Under the tax plan announced on May 24th by Finance Minister, Dr. Peter Phillips, hotels would be charged an accommodation tax from US$2 to US$12, depending on the number of rooms they had, while starting August 1, arriving passengers would be charged US$20.

The proposed tax would bring in J$6 billion from the tourism sector to help close the J$19 billion shortfall in the 2012/13 budget.

Tourism stakeholders were outraged over the announcement.

Former tourism minister, now opposition spokesman on tourism, Ed Bartlett, called the move “ill-advised and punitive” and cautioned that it would “damage the only sector in Jamaica that has shown consistent growth over the last five years.”

The Jamaica Hotel and Tourist Association (JHTA) also expressed its disappointment at the government’s decision and through a technical working group, put forward alternatives, including an environmental tax on cruise ship passengers.

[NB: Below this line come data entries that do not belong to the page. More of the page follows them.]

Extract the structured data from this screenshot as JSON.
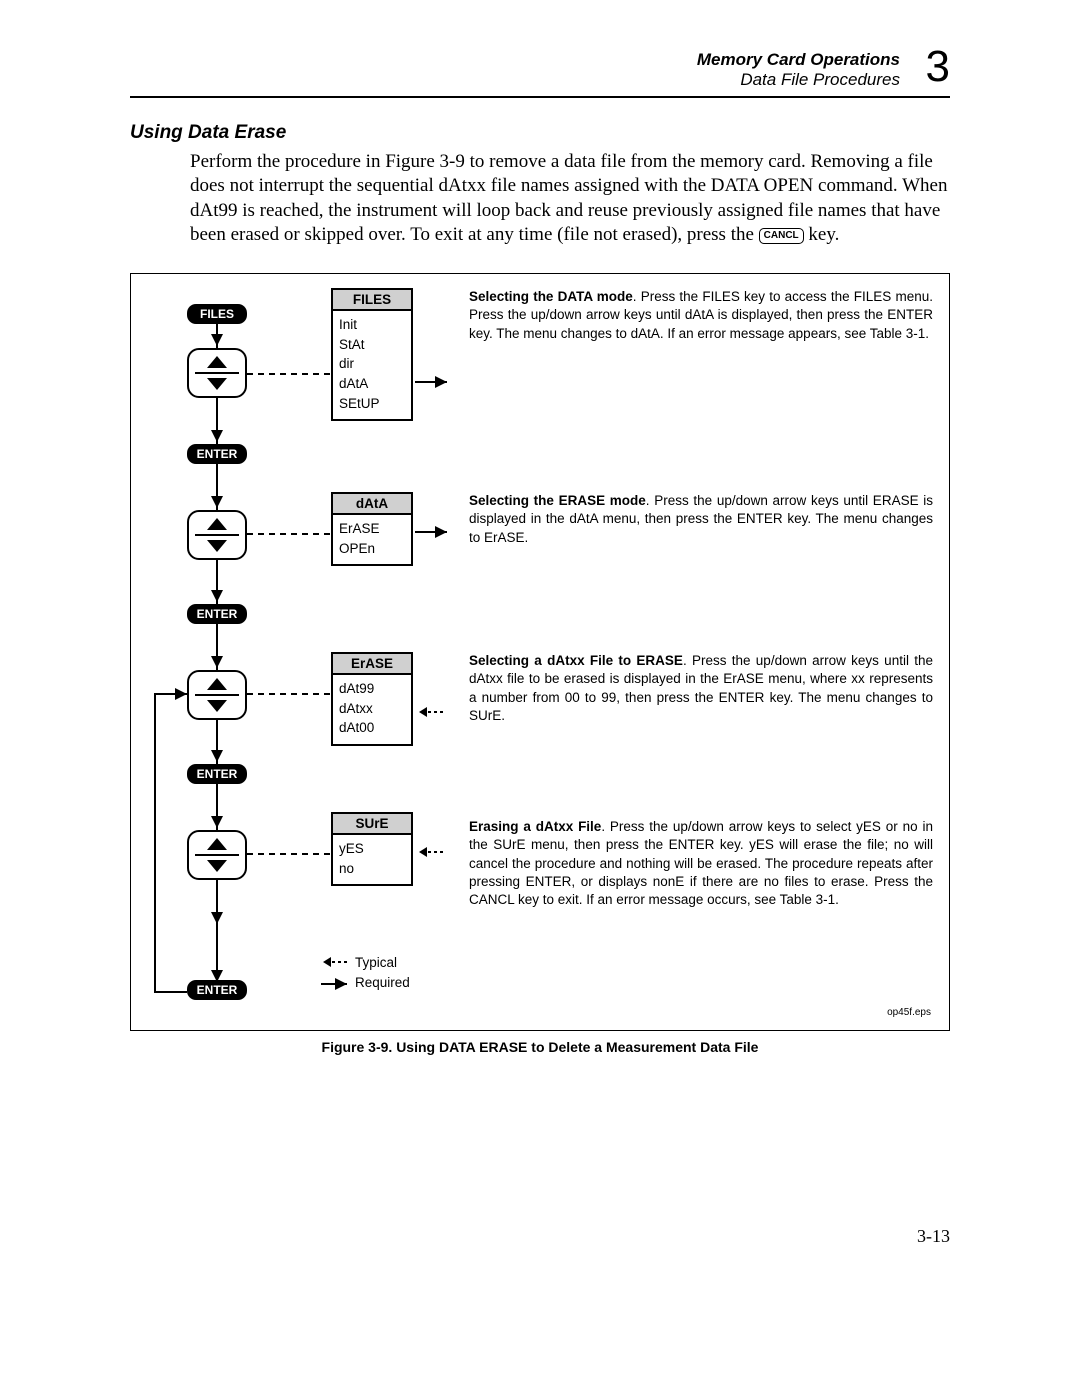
{
  "header": {
    "title": "Memory Card Operations",
    "subtitle": "Data File Procedures",
    "chapter": "3"
  },
  "section": {
    "heading": "Using Data Erase"
  },
  "paragraph": {
    "p1a": "Perform the procedure in Figure 3-9 to remove a data file from the memory card. Removing a file does not interrupt the sequential dAtxx file names assigned with the DATA OPEN command. When dAt99 is reached, the instrument will loop back and reuse previously assigned file names that have been erased or skipped over. To exit at any time (file not erased), press the ",
    "cancl": "CANCL",
    "p1b": " key."
  },
  "keys": {
    "files": "FILES",
    "enter": "ENTER"
  },
  "menus": {
    "files": {
      "title": "FILES",
      "items": [
        "Init",
        "StAt",
        "dir",
        "dAtA",
        "SEtUP"
      ]
    },
    "data": {
      "title": "dAtA",
      "items": [
        "ErASE",
        "OPEn"
      ]
    },
    "erase": {
      "title": "ErASE",
      "items": [
        "dAt99",
        "dAtxx",
        "dAt00"
      ]
    },
    "sure": {
      "title": "SUrE",
      "items": [
        "yES",
        "no"
      ]
    }
  },
  "steps": {
    "s1": {
      "lead": "Selecting the DATA mode",
      "text": ".  Press the FILES key to access the FILES menu.  Press the up/down arrow keys until dAtA is displayed, then press the ENTER key.  The menu changes to dAtA.  If an error message appears, see Table 3-1."
    },
    "s2": {
      "lead": "Selecting the ERASE mode",
      "text": ".   Press the up/down arrow keys until ERASE is displayed in the dAtA menu, then press the ENTER key.  The menu changes to ErASE."
    },
    "s3": {
      "lead": "Selecting a dAtxx File to ERASE",
      "text": ".  Press the up/down arrow keys until the dAtxx file to be erased is displayed in the ErASE menu, where xx represents a number from 00 to 99, then press the ENTER key.  The menu changes to SUrE."
    },
    "s4": {
      "lead": "Erasing a dAtxx File",
      "text": ".  Press the up/down arrow keys to select yES or no in the SUrE menu, then press the ENTER key.  yES will erase the file; no will cancel the procedure and nothing will be erased.  The procedure repeats after pressing ENTER, or displays nonE if there are no files to erase.  Press the CANCL key to exit.  If an error message occurs, see Table 3-1."
    }
  },
  "legend": {
    "typical": "Typical",
    "required": "Required"
  },
  "figure": {
    "eps": "op45f.eps",
    "caption": "Figure 3-9. Using DATA ERASE to Delete a Measurement Data File"
  },
  "page_number": "3-13"
}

The revised tax was reduced to US1, for accommodations with less than 51 rooms; US$2 for 51-200 rooms and US$4 for those with 101 rooms or more. Accommodations with more than 200 rooms saw the biggest cut from US$12.

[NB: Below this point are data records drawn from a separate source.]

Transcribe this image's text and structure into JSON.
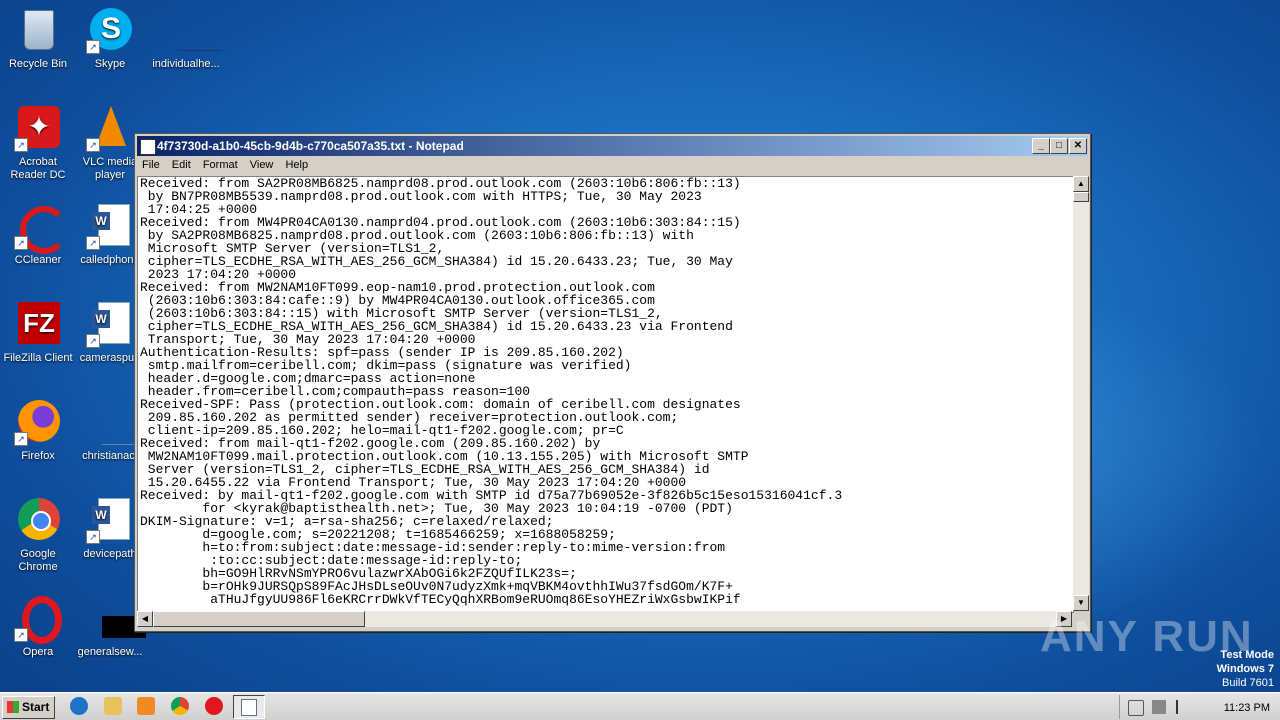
{
  "desktop": {
    "icons": [
      {
        "label": "Recycle Bin",
        "icon": "recycle-bin-icon"
      },
      {
        "label": "Skype",
        "icon": "skype-icon"
      },
      {
        "label": "individualhe...",
        "icon": "document-icon"
      },
      {
        "label": "Acrobat Reader DC",
        "icon": "acrobat-icon"
      },
      {
        "label": "VLC media player",
        "icon": "vlc-icon"
      },
      {
        "label": "CCleaner",
        "icon": "ccleaner-icon"
      },
      {
        "label": "calledphone",
        "icon": "word-doc-icon"
      },
      {
        "label": "FileZilla Client",
        "icon": "filezilla-icon"
      },
      {
        "label": "cameraspun",
        "icon": "word-doc-icon"
      },
      {
        "label": "Firefox",
        "icon": "firefox-icon"
      },
      {
        "label": "christianact",
        "icon": "document-icon"
      },
      {
        "label": "Google Chrome",
        "icon": "chrome-icon"
      },
      {
        "label": "devicepath",
        "icon": "word-doc-icon"
      },
      {
        "label": "Opera",
        "icon": "opera-icon"
      },
      {
        "label": "generalsew...",
        "icon": "document-icon"
      }
    ]
  },
  "window": {
    "title": "4f73730d-a1b0-45cb-9d4b-c770ca507a35.txt - Notepad",
    "menu": [
      "File",
      "Edit",
      "Format",
      "View",
      "Help"
    ],
    "content": "Received: from SA2PR08MB6825.namprd08.prod.outlook.com (2603:10b6:806:fb::13)\n by BN7PR08MB5539.namprd08.prod.outlook.com with HTTPS; Tue, 30 May 2023\n 17:04:25 +0000\nReceived: from MW4PR04CA0130.namprd04.prod.outlook.com (2603:10b6:303:84::15)\n by SA2PR08MB6825.namprd08.prod.outlook.com (2603:10b6:806:fb::13) with\n Microsoft SMTP Server (version=TLS1_2,\n cipher=TLS_ECDHE_RSA_WITH_AES_256_GCM_SHA384) id 15.20.6433.23; Tue, 30 May\n 2023 17:04:20 +0000\nReceived: from MW2NAM10FT099.eop-nam10.prod.protection.outlook.com\n (2603:10b6:303:84:cafe::9) by MW4PR04CA0130.outlook.office365.com\n (2603:10b6:303:84::15) with Microsoft SMTP Server (version=TLS1_2,\n cipher=TLS_ECDHE_RSA_WITH_AES_256_GCM_SHA384) id 15.20.6433.23 via Frontend\n Transport; Tue, 30 May 2023 17:04:20 +0000\nAuthentication-Results: spf=pass (sender IP is 209.85.160.202)\n smtp.mailfrom=ceribell.com; dkim=pass (signature was verified)\n header.d=google.com;dmarc=pass action=none\n header.from=ceribell.com;compauth=pass reason=100\nReceived-SPF: Pass (protection.outlook.com: domain of ceribell.com designates\n 209.85.160.202 as permitted sender) receiver=protection.outlook.com;\n client-ip=209.85.160.202; helo=mail-qt1-f202.google.com; pr=C\nReceived: from mail-qt1-f202.google.com (209.85.160.202) by\n MW2NAM10FT099.mail.protection.outlook.com (10.13.155.205) with Microsoft SMTP\n Server (version=TLS1_2, cipher=TLS_ECDHE_RSA_WITH_AES_256_GCM_SHA384) id\n 15.20.6455.22 via Frontend Transport; Tue, 30 May 2023 17:04:20 +0000\nReceived: by mail-qt1-f202.google.com with SMTP id d75a77b69052e-3f826b5c15eso15316041cf.3\n        for <kyrak@baptisthealth.net>; Tue, 30 May 2023 10:04:19 -0700 (PDT)\nDKIM-Signature: v=1; a=rsa-sha256; c=relaxed/relaxed;\n        d=google.com; s=20221208; t=1685466259; x=1688058259;\n        h=to:from:subject:date:message-id:sender:reply-to:mime-version:from\n         :to:cc:subject:date:message-id:reply-to;\n        bh=GO9HlRRvNSmYPRO6vulazwrXAbOGi6k2FZQUfILK23s=;\n        b=rOHk9JURSQpS89FAcJHsDLseOUv0N7udyzXmk+mqVBKM4ovthhIWu37fsdGOm/K7F+\n         aTHuJfgyUU986Fl6eKRCrrDWkVfTECyQqhXRBom9eRUOmq86EsoYHEZriWxGsbwIKPif"
  },
  "watermark": {
    "brand": "ANY RUN"
  },
  "testmode": {
    "line1": "Test Mode",
    "line2": "Windows 7",
    "line3": "Build 7601"
  },
  "taskbar": {
    "start_label": "Start",
    "clock": "11:23 PM"
  }
}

Other Tourism Tax Woes

Under the recently passed Airport Administration Charge Act 2012, passengers traveling to the Caribbean island of Antigua will see an additional US93.75 (up from US$63.75) added to their airfare.

Another issue discussed at the CTO Summit was the Air Passenger Duty (APD), a tax assessed by the British government on travelers to the region. The APD, which has been in place since 1994, taxes countries in groups based on the distance of their capital cities from London. The tax for travelers to the Caribbean rose last November from £50 (US$78.54) to £75 (US$117.92), and again in April to £81 or US$127.20.

Caribbean tourism officials argue that the increase puts the region at a competitive disadvantage. Their arguments, however, have not found traction with the British government.

New Jamaican Airline Set to Launch

FlyJamaica Airlines, a new Jamaican airline, is set to launch as soon as next month. According to a report in the local news on March 21st, the new airline’s principals are Guyanese but the majority owners are Jamaicans.

FlyJamaica will operate between Kingston, Georgetown, the Guyanese capital, New York’s JFK and Toronto.

FlyJamaica Airlines, image from the Internet
FlyJamaica Airlines, image from the Internet

The announcement of this new airline comes days after REDjet, the Caribbean’s first budget airline, signaled that it was halting service on all routes. FlyJamaica Airlines is expected to compete with Caribbean Airlines on its Jamaican and Guyanese routes.

Only time will tell whether FlyJamaica Airlines will achieve profitability and fill the void left by the loss of the national carrier, Air Jamaica.

Saturday, 9/10/11

In the aftermath of September 11 (9/11), many people commented on the significance of the date 9/11. 911 is the number we call when we need help. The first flight that crashed into the Twin Towers was American Flight 11. Including the hijackers, that flight carried 92 passengers (9 + 2 = 11).

Emails that floated around at the time, gave more details on the numbers, some were just too farfetched to believe.

But as I looked at today’s date, I noticed that it 9/10/11 lines up in perfect numerical sequence. I have no idea what if means or if it means anything. If it does, can someone enlighten me?

What do you think? Does it mean anything? Did you even notice?